3) Posts that play with the possibilities of yogging in particularly creative ways. When writing about or graphically representing yoga was confined to books and magazines, there were a lot of barriers to what could be presented. With yogging, however, there’s very few. Basically, if you have time and online access, you can yog. This, combined with the medium’s new multi-media capabilities -the ability to post any combination of text, photos, graphics, videos, and music clips that you want – presents incredible new possibilities for creative expression.
It’s no exaggeration to say that I’ve found some of the best yoga writing and multi-media expression I’ve ever seen during my time online over the past year. For me, just a few of the standouts have been: Yoga Dawg Howls (for wickedly smart satire and stellar photoshopping abilities), the Yoga 2.0 team (for brilliant writing that makes postmodern ideas meaningful rather than trendy or clichéd), and humbleberry (for compiling breathtaking images that convey the experience of yoga in new forms). I could go on and on . . . but the point is not to make a “best of” list. Rather, the point is that we have a new open space for creative expression, and that yoggers are working it – beautifully.
For me, there’s absolutely no question that engaging with all this stuff (and these are just a few examples, there’s certainly others) in the yoga blogosphere has helped me grow as a person. This is particularly true because not all of it has been fun, or easy. It can be challenging to process the emotions that come up when someone gives you a negative comment, or pushes a view that you hate, or has reactions that you find disturbing. It’s sure good practice, however, to try.
For all these reasons – and more – I definitely consider yogging to be part of my “off the mat” practice.
By the same token, I believe that yogging is helping develop the yoga community in important new ways.
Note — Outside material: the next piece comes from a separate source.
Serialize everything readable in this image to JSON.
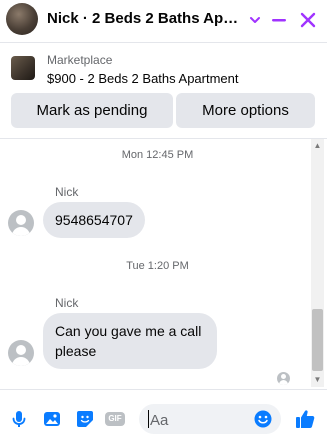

By tradition, yoga is a highly decentralized enterprise, with different students following different teachers – or simply their own path. There’s no centralized authority in yoga. And that’s great.
It can make it difficult, however, to really connect as a community. I spent years, for example, going to a studio that had very strong Ashtangha and Forrest Yoga communities. And we never interacted with each other in any meaningful way – ever.
Yogging, however, naturally crosses such lines of method and lineage. True, smaller online sub-communities naturally form, as like-minded people find one another. Which is nice, and as it should be.
It’s also true, however, that yogging has inherently open boundaries. It naturally provides an unprecedented opportunity to connect with other practitioners across time and space.
So: What do we want to do with it? More precisely, what moves you the most?
If you can make it, please join me at the Yogging Heads Panel in Toronto this August so that we can discuss it in non-virtual reality. In the meantime, however, whether you can make it or not, I’d love to hear your ideas. Thanks!
Read 40 comments and reply